9. See Edward Stringham, "Market Chosen Law," 14 Journal of Libertarian Studies (Winter 1998-1999), pp. 53-77 at pp. 62-63.
10. See the interesting article by Kitty Oviedo, "Only We Can Make Ourselves Safe: Personal Protection, Not Government Protection," The Voluntaryist whole number 117 (pdf) (2nd Quarter 2003), p. 8, in which this observation is made.
11. "Technology Problems with the National ID Card" were raised by Jason Kosorec of Eaglecheck, Ltd., Cleveland, 0H, in personal e-mail of February 18, 2002.
12. See Julia Scheeres, "ID Cards Are De Rigueur Worldwide,", paragraph 14.
13. Josh Gewolb, Assistant to Harvey Silverglate, approved use of this quote in an e-mail of April 10, 2002, to the author. The original version of this quote appears in Simson Garfinkel, Database Nation (Sebastopol: O'Reilly & Associates, 2000), at p. 239.
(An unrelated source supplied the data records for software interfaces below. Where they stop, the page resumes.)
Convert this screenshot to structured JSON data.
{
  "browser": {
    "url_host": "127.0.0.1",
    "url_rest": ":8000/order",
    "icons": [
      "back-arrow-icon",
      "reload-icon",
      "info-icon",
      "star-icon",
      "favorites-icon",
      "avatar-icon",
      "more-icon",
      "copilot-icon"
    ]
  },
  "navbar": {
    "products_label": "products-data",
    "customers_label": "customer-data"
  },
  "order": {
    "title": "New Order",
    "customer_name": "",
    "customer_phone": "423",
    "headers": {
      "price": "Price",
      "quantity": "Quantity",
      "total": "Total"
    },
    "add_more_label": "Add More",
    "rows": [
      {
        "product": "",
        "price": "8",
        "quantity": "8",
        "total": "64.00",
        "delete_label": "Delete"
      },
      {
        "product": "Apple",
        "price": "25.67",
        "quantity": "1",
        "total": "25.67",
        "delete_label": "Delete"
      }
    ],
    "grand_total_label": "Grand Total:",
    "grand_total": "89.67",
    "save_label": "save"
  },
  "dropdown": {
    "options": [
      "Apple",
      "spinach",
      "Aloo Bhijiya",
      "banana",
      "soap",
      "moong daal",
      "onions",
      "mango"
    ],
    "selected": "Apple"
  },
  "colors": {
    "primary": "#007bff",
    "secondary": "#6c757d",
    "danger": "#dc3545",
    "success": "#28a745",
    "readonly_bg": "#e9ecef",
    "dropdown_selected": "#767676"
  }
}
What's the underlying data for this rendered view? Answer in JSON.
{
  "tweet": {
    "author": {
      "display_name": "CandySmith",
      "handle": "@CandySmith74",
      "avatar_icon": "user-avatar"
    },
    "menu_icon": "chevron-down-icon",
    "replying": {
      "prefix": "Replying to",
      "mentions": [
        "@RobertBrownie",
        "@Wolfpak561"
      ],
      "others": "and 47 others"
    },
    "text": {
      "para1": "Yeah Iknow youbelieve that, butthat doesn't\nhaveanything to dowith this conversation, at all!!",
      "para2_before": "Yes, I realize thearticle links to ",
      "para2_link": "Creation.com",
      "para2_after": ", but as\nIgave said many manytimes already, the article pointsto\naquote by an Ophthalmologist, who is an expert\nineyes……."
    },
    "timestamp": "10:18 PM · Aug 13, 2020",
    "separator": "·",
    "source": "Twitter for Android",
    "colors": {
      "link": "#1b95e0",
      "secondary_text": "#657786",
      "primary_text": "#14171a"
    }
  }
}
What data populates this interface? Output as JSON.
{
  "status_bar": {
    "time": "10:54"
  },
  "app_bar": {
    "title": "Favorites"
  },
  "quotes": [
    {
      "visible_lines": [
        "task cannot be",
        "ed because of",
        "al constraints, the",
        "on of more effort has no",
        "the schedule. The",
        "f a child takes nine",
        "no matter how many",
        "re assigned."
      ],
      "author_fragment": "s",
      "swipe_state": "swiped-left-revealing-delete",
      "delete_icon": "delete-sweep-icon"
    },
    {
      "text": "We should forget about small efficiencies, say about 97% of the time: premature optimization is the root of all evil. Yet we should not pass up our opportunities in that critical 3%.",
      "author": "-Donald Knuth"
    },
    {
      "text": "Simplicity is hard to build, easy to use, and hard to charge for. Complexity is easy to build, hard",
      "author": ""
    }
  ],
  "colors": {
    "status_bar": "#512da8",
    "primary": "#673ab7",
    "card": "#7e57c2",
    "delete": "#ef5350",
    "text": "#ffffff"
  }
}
14. For the expression "trademark of totalitarianism," see Congressman Ron Paul, "Statement for the Government Reform Committee Hearing on National ID Card Proposals," November 16, 2001. For the assertion that "no totalitarian government operates without such a system" of ID see the 1980 reference to Analise Anderson, by Annie I. Anton, "National Identification Cards," PUBP 8100s— Information Policy, December. 17, 1990, originally available at http://www.cc.gatech.edu/computing/SW_Eng/people/Phd/id.html, next to last paragraph of Sec. IV, Summary.